Digitizer tablets were a popular way of digitizing graphical information in the 1970s and 1980s — an era before cheap optical scanners (and the memory to store those scanned images) became available.
To use a digitizer, you would place an image you wanted "digitized" (translated into the computer) onto the tablet and mark the key points of the illustration with a special stylus or cursor (a handheld mouse-like device with a small targeting window) hooked to a computer. Through this process, the stylus/tablet combination would interpret the spacial relationship between the points you marked into a series of graphical dots on the computer screen. Those dots, in turn, could be turned into a 2D computer image (think connect-the-dots) if desired.

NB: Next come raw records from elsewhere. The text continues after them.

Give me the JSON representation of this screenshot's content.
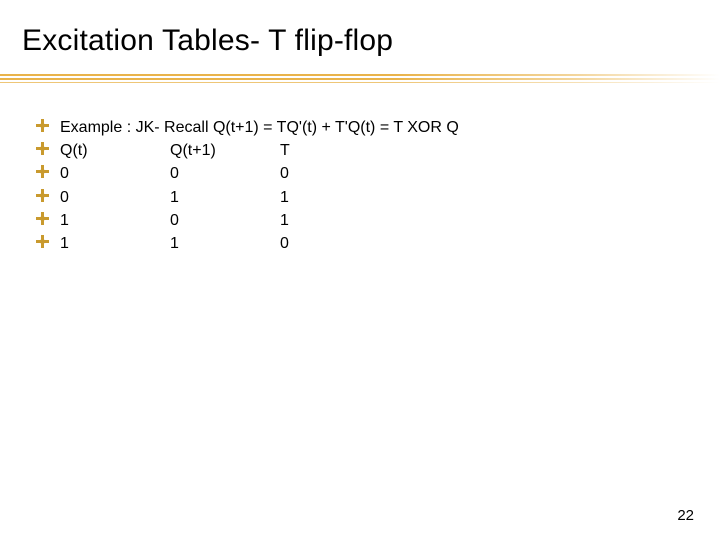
{
  "title": "Excitation Tables- T flip-flop",
  "bullets": {
    "line1": "Example : JK- Recall Q(t+1) = TQ'(t) + T'Q(t) = T XOR Q",
    "header": {
      "c1": "Q(t)",
      "c2": "Q(t+1)",
      "c3": "T"
    },
    "rows": [
      {
        "c1": "0",
        "c2": "0",
        "c3": "0"
      },
      {
        "c1": "0",
        "c2": "1",
        "c3": "1"
      },
      {
        "c1": "1",
        "c2": "0",
        "c3": "1"
      },
      {
        "c1": "1",
        "c2": "1",
        "c3": "0"
      }
    ]
  },
  "page_number": "22"
}
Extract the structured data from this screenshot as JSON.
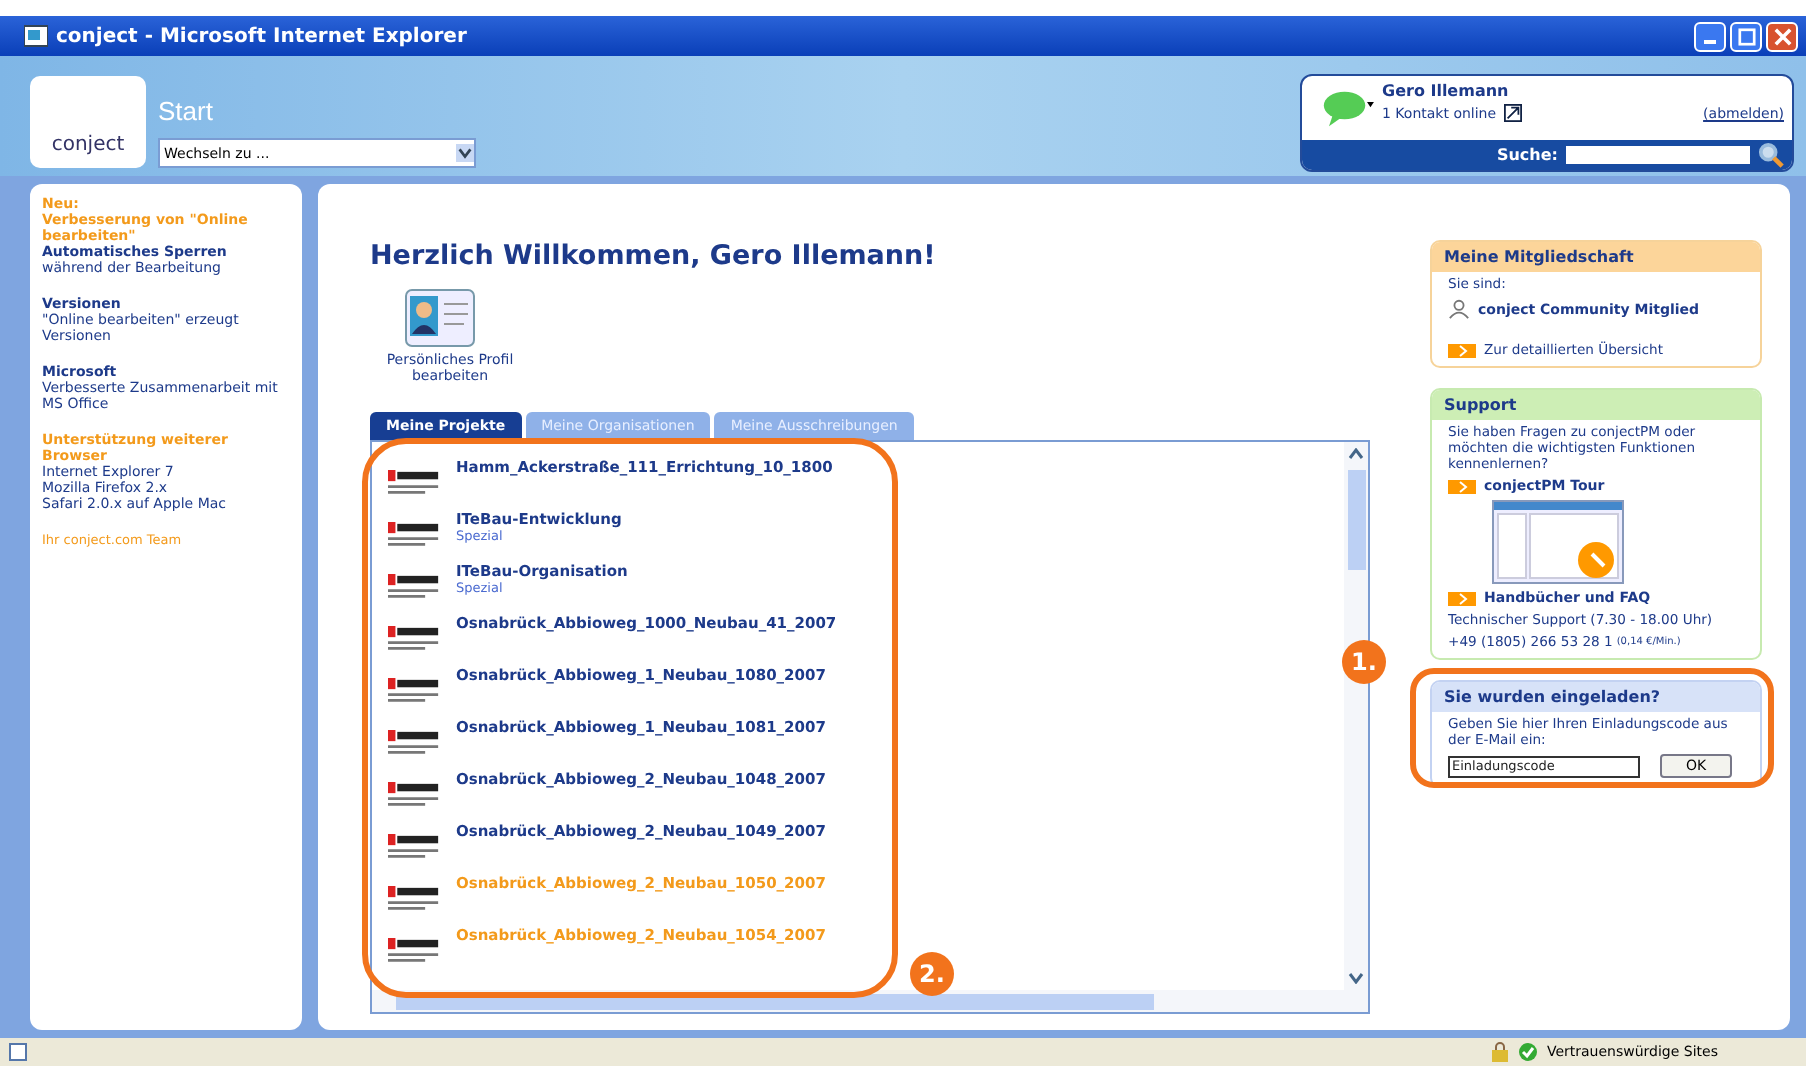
{
  "window": {
    "title": "conject - Microsoft Internet Explorer"
  },
  "header": {
    "logo": "conject",
    "page_title": "Start",
    "switch_to": {
      "value": "Wechseln zu ..."
    },
    "user": {
      "name": "Gero Illemann",
      "contacts": "1 Kontakt online",
      "logout": "(abmelden)",
      "search_label": "Suche:"
    }
  },
  "news": [
    {
      "kind": "heading",
      "text": "Neu:"
    },
    {
      "kind": "heading",
      "text": "Verbesserung von \"Online bearbeiten\""
    },
    {
      "kind": "title",
      "text": "Automatisches Sperren"
    },
    {
      "kind": "body",
      "text": "während der Bearbeitung"
    },
    {
      "kind": "title",
      "text": "Versionen",
      "gap": true
    },
    {
      "kind": "body",
      "text": "\"Online bearbeiten\" erzeugt Versionen"
    },
    {
      "kind": "title",
      "text": "Microsoft",
      "gap": true
    },
    {
      "kind": "body",
      "text": "Verbesserte Zusammenarbeit mit MS Office"
    },
    {
      "kind": "heading",
      "text": "Unterstützung weiterer Browser",
      "gap": true
    },
    {
      "kind": "body",
      "text": "Internet Explorer 7"
    },
    {
      "kind": "body",
      "text": "Mozilla Firefox 2.x"
    },
    {
      "kind": "body",
      "text": "Safari 2.0.x auf Apple Mac"
    },
    {
      "kind": "signature",
      "text": "Ihr conject.com Team",
      "gap": true
    }
  ],
  "welcome": "Herzlich Willkommen, Gero Illemann!",
  "profile_link": "Persönliches Profil bearbeiten",
  "tabs": [
    {
      "label": "Meine Projekte",
      "selected": true
    },
    {
      "label": "Meine Organisationen",
      "selected": false
    },
    {
      "label": "Meine Ausschreibungen",
      "selected": false
    }
  ],
  "projects": [
    {
      "name": "Hamm_Ackerstraße_111_Errichtung_10_1800",
      "visited": false
    },
    {
      "name": "ITeBau-Entwicklung",
      "subtitle": "Spezial",
      "visited": false
    },
    {
      "name": "ITeBau-Organisation",
      "subtitle": "Spezial",
      "visited": false
    },
    {
      "name": "Osnabrück_Abbioweg_1000_Neubau_41_2007",
      "visited": false
    },
    {
      "name": "Osnabrück_Abbioweg_1_Neubau_1080_2007",
      "visited": false
    },
    {
      "name": "Osnabrück_Abbioweg_1_Neubau_1081_2007",
      "visited": false
    },
    {
      "name": "Osnabrück_Abbioweg_2_Neubau_1048_2007",
      "visited": false
    },
    {
      "name": "Osnabrück_Abbioweg_2_Neubau_1049_2007",
      "visited": false
    },
    {
      "name": "Osnabrück_Abbioweg_2_Neubau_1050_2007",
      "visited": true
    },
    {
      "name": "Osnabrück_Abbioweg_2_Neubau_1054_2007",
      "visited": true
    }
  ],
  "membership": {
    "title": "Meine Mitgliedschaft",
    "intro": "Sie sind:",
    "status": "conject Community Mitglied",
    "link": "Zur detaillierten Übersicht"
  },
  "support": {
    "title": "Support",
    "text": "Sie haben Fragen zu conjectPM oder möchten die wichtigsten Funktionen kennenlernen?",
    "tour": "conjectPM Tour",
    "manuals": "Handbücher und FAQ",
    "hotline": "Technischer Support (7.30 - 18.00 Uhr)",
    "phone": "+49 (1805) 266 53 28 1",
    "note": "(0,14 €/Min.)"
  },
  "invitation": {
    "title": "Sie wurden eingeladen?",
    "text": "Geben Sie hier Ihren Einladungscode aus der E-Mail ein:",
    "code": {
      "placeholder": "Einladungscode"
    },
    "button": "OK"
  },
  "annotations": [
    {
      "label": "1."
    },
    {
      "label": "2."
    }
  ],
  "status_bar": {
    "zone": "Vertrauenswürdige Sites"
  }
}
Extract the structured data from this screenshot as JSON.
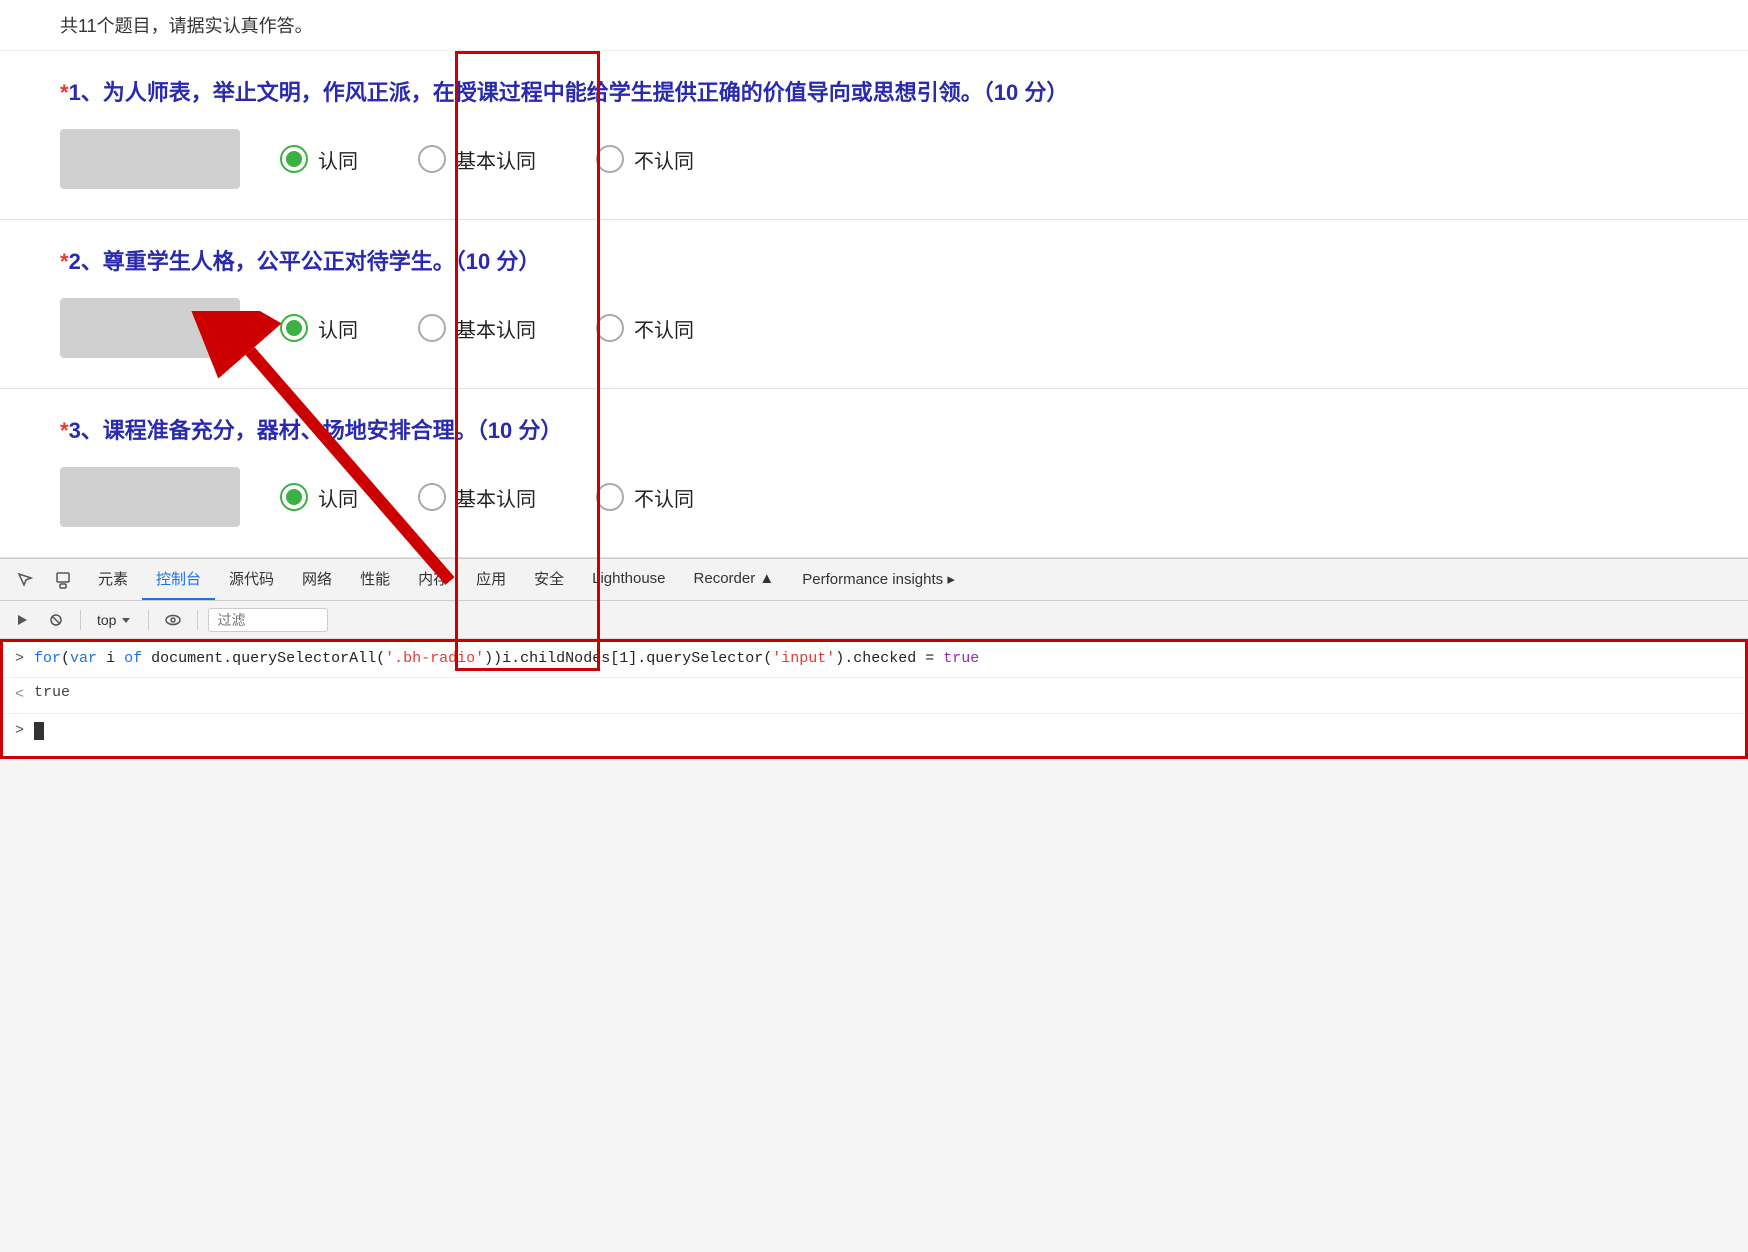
{
  "header": {
    "note": "共11个题目，请据实认真作答。"
  },
  "questions": [
    {
      "id": 1,
      "required": "*",
      "title": "1、为人师表，举止文明，作风正派，在授课过程中能给学生提供正确的价值导向或思想引领。（10 分）",
      "options": [
        {
          "label": "认同",
          "checked": true
        },
        {
          "label": "基本认同",
          "checked": false
        },
        {
          "label": "不认同",
          "checked": false
        }
      ]
    },
    {
      "id": 2,
      "required": "*",
      "title": "2、尊重学生人格，公平公正对待学生。（10 分）",
      "options": [
        {
          "label": "认同",
          "checked": true
        },
        {
          "label": "基本认同",
          "checked": false
        },
        {
          "label": "不认同",
          "checked": false
        }
      ]
    },
    {
      "id": 3,
      "required": "*",
      "title": "3、课程准备充分，器材、场地安排合理。（10 分）",
      "options": [
        {
          "label": "认同",
          "checked": true
        },
        {
          "label": "基本认同",
          "checked": false
        },
        {
          "label": "不认同",
          "checked": false
        }
      ]
    }
  ],
  "devtools": {
    "tabs": [
      "元素",
      "控制台",
      "源代码",
      "网络",
      "性能",
      "内存",
      "应用",
      "安全",
      "Lighthouse",
      "Recorder ▲",
      "Performance insights ▸"
    ],
    "active_tab": "控制台",
    "toolbar": {
      "top_label": "top",
      "filter_placeholder": "过滤"
    }
  },
  "console": {
    "input_prompt": ">",
    "output_prompt": "<",
    "code_line": "for(var i of document.querySelectorAll('.bh-radio'))i.childNodes[1].querySelector('input').checked = true",
    "result_line": "true"
  }
}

With some tablets, it was also possible to trace lines of an illustration with continuous strokes of the stylus. These tablets evolved into the modern Wacom-style graphics tablet we know today.
Discussion Topic of the Week: Have you ever used a graphics tablet (of any kind)? Tell us about it.